■ INSTRUCTIONS FOR THE TASK ■
State how many lines in the material hold the string "chevron"; nothing besides that number is expected.

■ RECORDS SHOWN ■
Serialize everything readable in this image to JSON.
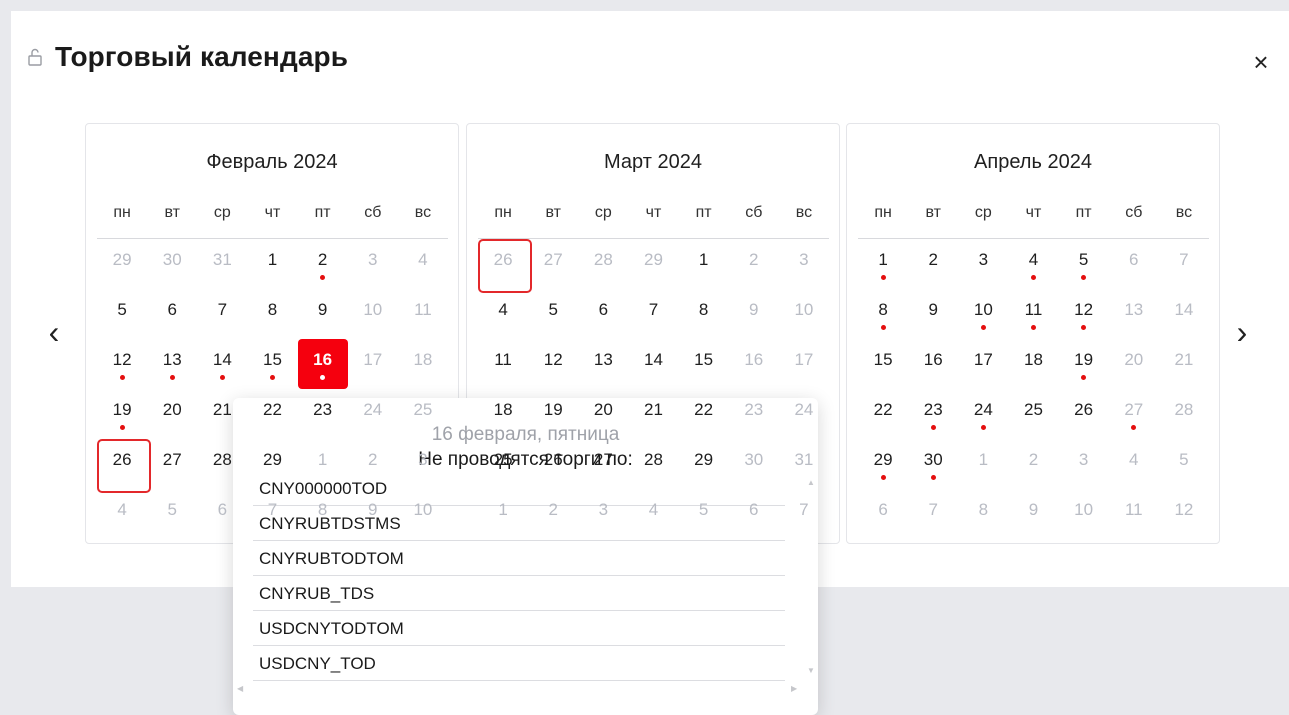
{
  "window": {
    "title": "Торговый календарь"
  },
  "icons": {
    "lock": "lock-icon",
    "close": "close-icon",
    "prev": "chevron-left-icon",
    "next": "chevron-right-icon"
  },
  "colors": {
    "accent": "#f5000e",
    "marker": "#e40f0f",
    "muted": "#b9bcc4"
  },
  "controls": {
    "close_label": "×",
    "prev_label": "‹",
    "next_label": "›"
  },
  "weekdays": [
    "пн",
    "вт",
    "ср",
    "чт",
    "пт",
    "сб",
    "вс"
  ],
  "months": [
    {
      "title": "Февраль 2024",
      "days": [
        {
          "d": "29",
          "out": true
        },
        {
          "d": "30",
          "out": true
        },
        {
          "d": "31",
          "out": true
        },
        {
          "d": "1"
        },
        {
          "d": "2",
          "dot": true
        },
        {
          "d": "3",
          "wknd": true
        },
        {
          "d": "4",
          "wknd": true
        },
        {
          "d": "5"
        },
        {
          "d": "6"
        },
        {
          "d": "7"
        },
        {
          "d": "8"
        },
        {
          "d": "9"
        },
        {
          "d": "10",
          "wknd": true
        },
        {
          "d": "11",
          "wknd": true
        },
        {
          "d": "12",
          "dot": true
        },
        {
          "d": "13",
          "dot": true
        },
        {
          "d": "14",
          "dot": true
        },
        {
          "d": "15",
          "dot": true
        },
        {
          "d": "16",
          "dot": true,
          "selected": true
        },
        {
          "d": "17",
          "wknd": true
        },
        {
          "d": "18",
          "wknd": true
        },
        {
          "d": "19",
          "dot": true
        },
        {
          "d": "20"
        },
        {
          "d": "21"
        },
        {
          "d": "22"
        },
        {
          "d": "23"
        },
        {
          "d": "24",
          "wknd": true
        },
        {
          "d": "25",
          "wknd": true
        },
        {
          "d": "26",
          "today": true
        },
        {
          "d": "27"
        },
        {
          "d": "28"
        },
        {
          "d": "29"
        },
        {
          "d": "1",
          "out": true
        },
        {
          "d": "2",
          "out": true
        },
        {
          "d": "3",
          "out": true
        },
        {
          "d": "4",
          "out": true
        },
        {
          "d": "5",
          "out": true
        },
        {
          "d": "6",
          "out": true
        },
        {
          "d": "7",
          "out": true
        },
        {
          "d": "8",
          "out": true
        },
        {
          "d": "9",
          "out": true
        },
        {
          "d": "10",
          "out": true
        }
      ]
    },
    {
      "title": "Март 2024",
      "days": [
        {
          "d": "26",
          "out": true,
          "today": true
        },
        {
          "d": "27",
          "out": true
        },
        {
          "d": "28",
          "out": true
        },
        {
          "d": "29",
          "out": true
        },
        {
          "d": "1"
        },
        {
          "d": "2",
          "wknd": true
        },
        {
          "d": "3",
          "wknd": true
        },
        {
          "d": "4"
        },
        {
          "d": "5"
        },
        {
          "d": "6"
        },
        {
          "d": "7"
        },
        {
          "d": "8"
        },
        {
          "d": "9",
          "wknd": true
        },
        {
          "d": "10",
          "wknd": true
        },
        {
          "d": "11"
        },
        {
          "d": "12"
        },
        {
          "d": "13"
        },
        {
          "d": "14"
        },
        {
          "d": "15"
        },
        {
          "d": "16",
          "wknd": true
        },
        {
          "d": "17",
          "wknd": true
        },
        {
          "d": "18"
        },
        {
          "d": "19"
        },
        {
          "d": "20"
        },
        {
          "d": "21"
        },
        {
          "d": "22"
        },
        {
          "d": "23",
          "wknd": true
        },
        {
          "d": "24",
          "wknd": true
        },
        {
          "d": "25"
        },
        {
          "d": "26"
        },
        {
          "d": "27"
        },
        {
          "d": "28"
        },
        {
          "d": "29"
        },
        {
          "d": "30",
          "wknd": true
        },
        {
          "d": "31",
          "wknd": true
        },
        {
          "d": "1",
          "out": true
        },
        {
          "d": "2",
          "out": true
        },
        {
          "d": "3",
          "out": true
        },
        {
          "d": "4",
          "out": true
        },
        {
          "d": "5",
          "out": true
        },
        {
          "d": "6",
          "out": true
        },
        {
          "d": "7",
          "out": true
        }
      ]
    },
    {
      "title": "Апрель 2024",
      "days": [
        {
          "d": "1",
          "dot": true
        },
        {
          "d": "2"
        },
        {
          "d": "3"
        },
        {
          "d": "4",
          "dot": true
        },
        {
          "d": "5",
          "dot": true
        },
        {
          "d": "6",
          "wknd": true
        },
        {
          "d": "7",
          "wknd": true
        },
        {
          "d": "8",
          "dot": true
        },
        {
          "d": "9"
        },
        {
          "d": "10",
          "dot": true
        },
        {
          "d": "11",
          "dot": true
        },
        {
          "d": "12",
          "dot": true
        },
        {
          "d": "13",
          "wknd": true
        },
        {
          "d": "14",
          "wknd": true
        },
        {
          "d": "15"
        },
        {
          "d": "16"
        },
        {
          "d": "17"
        },
        {
          "d": "18"
        },
        {
          "d": "19",
          "dot": true
        },
        {
          "d": "20",
          "wknd": true
        },
        {
          "d": "21",
          "wknd": true
        },
        {
          "d": "22"
        },
        {
          "d": "23",
          "dot": true
        },
        {
          "d": "24",
          "dot": true
        },
        {
          "d": "25"
        },
        {
          "d": "26"
        },
        {
          "d": "27",
          "wknd": true,
          "dot": true
        },
        {
          "d": "28",
          "wknd": true
        },
        {
          "d": "29",
          "dot": true
        },
        {
          "d": "30",
          "dot": true
        },
        {
          "d": "1",
          "out": true
        },
        {
          "d": "2",
          "out": true
        },
        {
          "d": "3",
          "out": true
        },
        {
          "d": "4",
          "out": true
        },
        {
          "d": "5",
          "out": true
        },
        {
          "d": "6",
          "out": true
        },
        {
          "d": "7",
          "out": true
        },
        {
          "d": "8",
          "out": true
        },
        {
          "d": "9",
          "out": true
        },
        {
          "d": "10",
          "out": true
        },
        {
          "d": "11",
          "out": true
        },
        {
          "d": "12",
          "out": true
        }
      ]
    }
  ],
  "popup": {
    "date": "16 февраля, пятница",
    "subtitle": "Не проводятся торги по:",
    "items": [
      "CNY000000TOD",
      "CNYRUBTDSTMS",
      "CNYRUBTODTOM",
      "CNYRUB_TDS",
      "USDCNYTODTOM",
      "USDCNY_TOD"
    ]
  }
}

■ EXPECTED OUTPUT ■
2